To the west of the A370 you can walk, high tide permitting, from Bleadon Bridge across two fields to the back of the Purn Caravan Park, then across one more field to the track that leads to the first bend in Accommodation Road (from which it is but a short step to the Anchor and Catherines Inn). Also from Bleadon Bridge you can follow the river on the south side in the opposite direction as far as the bridge near South Hill Farm and then having crossed the Bridge, on the north side for a short distance before turning left to the farm. Both walks offer interesting perspectives of the village and the Mendips. but if you want further official access to the river you have to join an angling club. To me the bridge by the farm, known to generations of local boys as the Cow Bridge and a favourite jumping-off point in summer, has a unique point of interest that brackets Bleadon with Newcastle-upon-Tyne and Sydney, Australia. It was built in the I930's by Donnan Long, the company that built the somewhat larger bridges in those world famous cities.

Unfortunately, there is also a very sad tale to tell about our local stretch of river. You can find the memorial to it in our Churchyard, just behind the Kathleen Beeby Memorial garden: the grave of Edwin Clogg. who died in July 1957 aged 71 years. At the head of the grave are the words "A life given for another".

Edwin's story was told me by Ken Durston, who was born in Bleadon 1927. From his earliest years Ken remembers Edwin as an established resident, living alone in a small wooden building at the top of the land belonging to The Mount in Shiplate Road. It seems likely he had arrived there after World War One, when he had been a conscientious objector. The owner of The Mount, Bert Over, was a fellow objector and there appears to have been another idealistic strand to the story in that close to Edwin's hut was another in which courses in Esperanto were held. There were fruit orchards and strawberry fields at The Mount and when the weather was fine the local children used to help with the picking under the supervision of Edwin and Bert. They would also take the children swimming in a shallow part of the Axe between the sluice and the Cow Bridge, to cool off after their labours.

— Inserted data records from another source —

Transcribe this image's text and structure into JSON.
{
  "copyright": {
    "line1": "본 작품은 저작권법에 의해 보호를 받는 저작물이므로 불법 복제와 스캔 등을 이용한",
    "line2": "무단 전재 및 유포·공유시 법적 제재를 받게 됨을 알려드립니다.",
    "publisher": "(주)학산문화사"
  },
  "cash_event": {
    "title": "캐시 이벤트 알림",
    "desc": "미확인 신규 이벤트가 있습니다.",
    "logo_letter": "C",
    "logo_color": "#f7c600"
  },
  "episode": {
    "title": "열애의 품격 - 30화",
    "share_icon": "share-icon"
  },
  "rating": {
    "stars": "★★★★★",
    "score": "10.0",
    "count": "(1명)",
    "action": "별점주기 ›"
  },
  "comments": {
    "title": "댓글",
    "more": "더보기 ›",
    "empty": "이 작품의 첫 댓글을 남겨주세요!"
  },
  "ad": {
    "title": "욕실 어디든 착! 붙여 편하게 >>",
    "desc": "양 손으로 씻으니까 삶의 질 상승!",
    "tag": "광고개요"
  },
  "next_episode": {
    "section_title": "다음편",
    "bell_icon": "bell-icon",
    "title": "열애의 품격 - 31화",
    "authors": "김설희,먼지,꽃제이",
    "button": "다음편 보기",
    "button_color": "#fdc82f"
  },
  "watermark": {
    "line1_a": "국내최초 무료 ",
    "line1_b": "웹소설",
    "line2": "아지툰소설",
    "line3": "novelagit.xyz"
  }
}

They were joined in the summer holidays by underprivileged boys from Bristol, who were accommodated in a hutted camp at Barton (between Webbington and Winscombe). These boys were transported in a huge Studebaker owned by Bert's sister and garaged by Roy Goodall, who also provided a driver.

I suppose that nowadays we would say it was an accident waiting to happen. On that July day in 1957 a Bristol boy got into difficulties. Edwin tried to save him, but could not and both were drowned. There was evidently great sadness in the Village with local people collecting money to provide a handsome gravestone. This is what we can see today in the Churchyard.